Website and app data records
*** Block opens ***
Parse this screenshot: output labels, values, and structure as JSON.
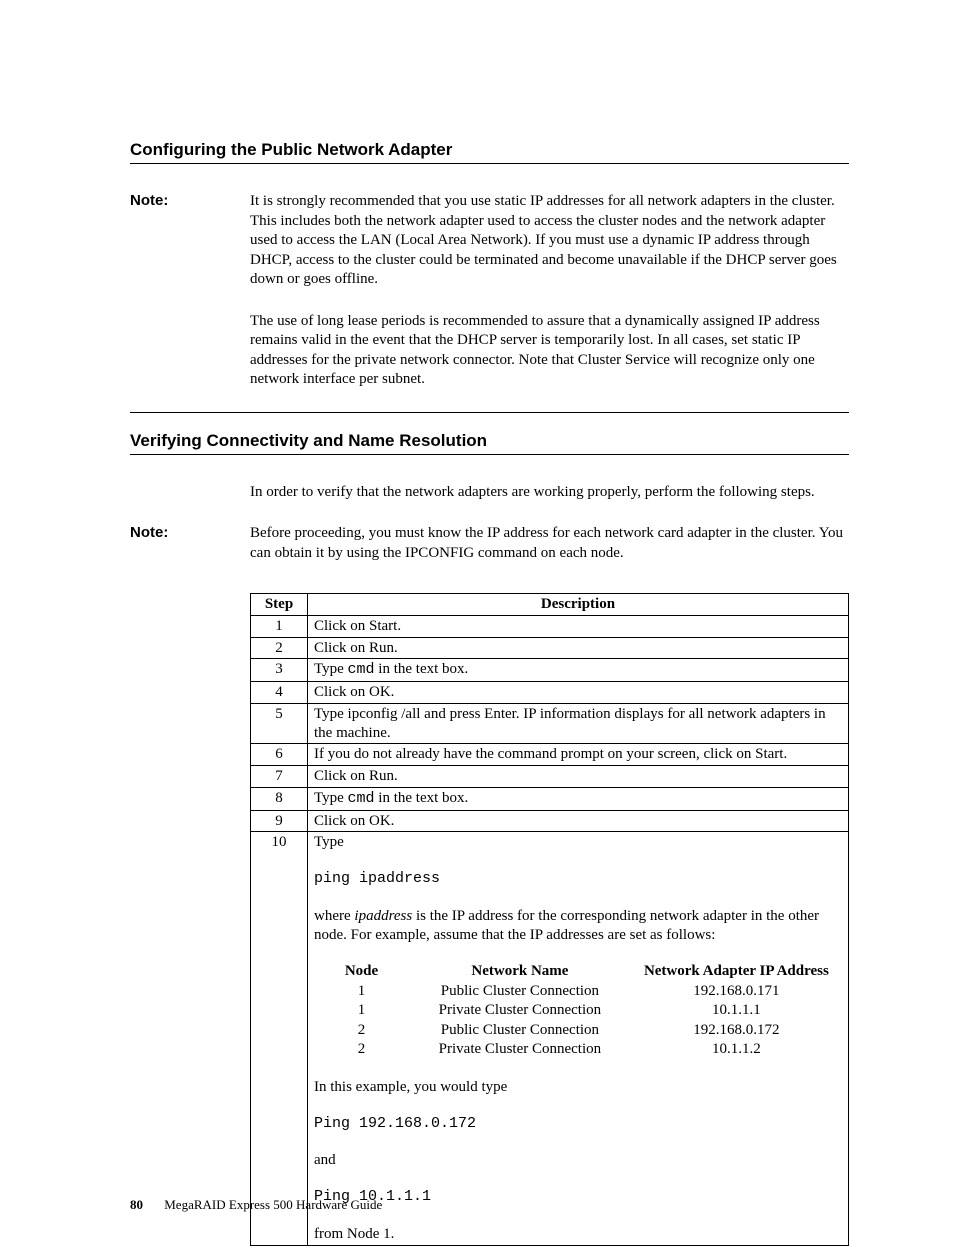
{
  "sections": {
    "heading1": "Configuring the Public Network Adapter",
    "heading2": "Verifying Connectivity and Name Resolution"
  },
  "notes": {
    "label1": "Note:",
    "label2": "Note:",
    "text1a": "It is strongly recommended that you use static IP addresses for all network adapters in the cluster.  This includes both the network adapter used to access the cluster nodes and the network adapter used to access the LAN (Local Area Network).  If you must use a dynamic IP address through DHCP, access to the cluster could be terminated and become unavailable if the DHCP server goes down or goes offline.",
    "text1b": "The use of long lease periods is recommended to assure that a dynamically assigned IP address remains valid in the event that the DHCP server is temporarily lost. In all cases, set static IP addresses for the private network connector. Note that Cluster Service will recognize only one network interface per subnet.",
    "intro2": "In order to verify that the network adapters are working properly, perform the following steps.",
    "text2": "Before proceeding, you must know the IP address for each network card adapter in the cluster.  You can obtain it by using the IPCONFIG command on each node."
  },
  "table": {
    "head_step": "Step",
    "head_desc": "Description",
    "rows": [
      {
        "n": "1",
        "d": "Click on Start."
      },
      {
        "n": "2",
        "d": "Click on Run."
      },
      {
        "n": "3",
        "d_pre": "Type ",
        "d_mono": "cmd",
        "d_post": " in the text box."
      },
      {
        "n": "4",
        "d": "Click on OK."
      },
      {
        "n": "5",
        "d": "Type ipconfig /all and press Enter. IP information displays for all network adapters in the machine."
      },
      {
        "n": "6",
        "d": "If you do not already have the command prompt on your screen, click on Start."
      },
      {
        "n": "7",
        "d": "Click on Run."
      },
      {
        "n": "8",
        "d_pre": "Type ",
        "d_mono": "cmd",
        "d_post": " in the text box."
      },
      {
        "n": "9",
        "d": "Click on OK."
      }
    ],
    "row10": {
      "n": "10",
      "type_word": "Type",
      "ping_cmd": "ping ipaddress",
      "where_pre": "where ",
      "where_it": "ipaddress",
      "where_post": " is the IP address for the corresponding network adapter in the other node. For example, assume that the IP addresses are set as follows:",
      "inner_head": {
        "c1": "Node",
        "c2": "Network Name",
        "c3": "Network Adapter IP Address"
      },
      "inner_rows": [
        {
          "c1": "1",
          "c2": "Public Cluster Connection",
          "c3": "192.168.0.171"
        },
        {
          "c1": "1",
          "c2": "Private Cluster Connection",
          "c3": "10.1.1.1"
        },
        {
          "c1": "2",
          "c2": "Public Cluster Connection",
          "c3": "192.168.0.172"
        },
        {
          "c1": "2",
          "c2": "Private Cluster Connection",
          "c3": "10.1.1.2"
        }
      ],
      "example_line": "In this example, you would type",
      "ping1": "Ping 192.168.0.172",
      "and_word": "and",
      "ping2": "Ping 10.1.1.1",
      "from_line": "from Node 1."
    }
  },
  "footer": {
    "page": "80",
    "title": "MegaRAID Express 500 Hardware Guide"
  }
}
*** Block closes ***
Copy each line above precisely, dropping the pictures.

Parse this screenshot: output labels, values, and structure as JSON.
{
  "sections": {
    "heading1": "Configuring the Public Network Adapter",
    "heading2": "Verifying Connectivity and Name Resolution"
  },
  "notes": {
    "label1": "Note:",
    "label2": "Note:",
    "text1a": "It is strongly recommended that you use static IP addresses for all network adapters in the cluster.  This includes both the network adapter used to access the cluster nodes and the network adapter used to access the LAN (Local Area Network).  If you must use a dynamic IP address through DHCP, access to the cluster could be terminated and become unavailable if the DHCP server goes down or goes offline.",
    "text1b": "The use of long lease periods is recommended to assure that a dynamically assigned IP address remains valid in the event that the DHCP server is temporarily lost. In all cases, set static IP addresses for the private network connector. Note that Cluster Service will recognize only one network interface per subnet.",
    "intro2": "In order to verify that the network adapters are working properly, perform the following steps.",
    "text2": "Before proceeding, you must know the IP address for each network card adapter in the cluster.  You can obtain it by using the IPCONFIG command on each node."
  },
  "table": {
    "head_step": "Step",
    "head_desc": "Description",
    "rows": [
      {
        "n": "1",
        "d": "Click on Start."
      },
      {
        "n": "2",
        "d": "Click on Run."
      },
      {
        "n": "3",
        "d_pre": "Type ",
        "d_mono": "cmd",
        "d_post": " in the text box."
      },
      {
        "n": "4",
        "d": "Click on OK."
      },
      {
        "n": "5",
        "d": "Type ipconfig /all and press Enter. IP information displays for all network adapters in the machine."
      },
      {
        "n": "6",
        "d": "If you do not already have the command prompt on your screen, click on Start."
      },
      {
        "n": "7",
        "d": "Click on Run."
      },
      {
        "n": "8",
        "d_pre": "Type ",
        "d_mono": "cmd",
        "d_post": " in the text box."
      },
      {
        "n": "9",
        "d": "Click on OK."
      }
    ],
    "row10": {
      "n": "10",
      "type_word": "Type",
      "ping_cmd": "ping ipaddress",
      "where_pre": "where ",
      "where_it": "ipaddress",
      "where_post": " is the IP address for the corresponding network adapter in the other node. For example, assume that the IP addresses are set as follows:",
      "inner_head": {
        "c1": "Node",
        "c2": "Network Name",
        "c3": "Network Adapter IP Address"
      },
      "inner_rows": [
        {
          "c1": "1",
          "c2": "Public Cluster Connection",
          "c3": "192.168.0.171"
        },
        {
          "c1": "1",
          "c2": "Private Cluster Connection",
          "c3": "10.1.1.1"
        },
        {
          "c1": "2",
          "c2": "Public Cluster Connection",
          "c3": "192.168.0.172"
        },
        {
          "c1": "2",
          "c2": "Private Cluster Connection",
          "c3": "10.1.1.2"
        }
      ],
      "example_line": "In this example, you would type",
      "ping1": "Ping 192.168.0.172",
      "and_word": "and",
      "ping2": "Ping 10.1.1.1",
      "from_line": "from Node 1."
    }
  },
  "footer": {
    "page": "80",
    "title": "MegaRAID Express 500 Hardware Guide"
  }
}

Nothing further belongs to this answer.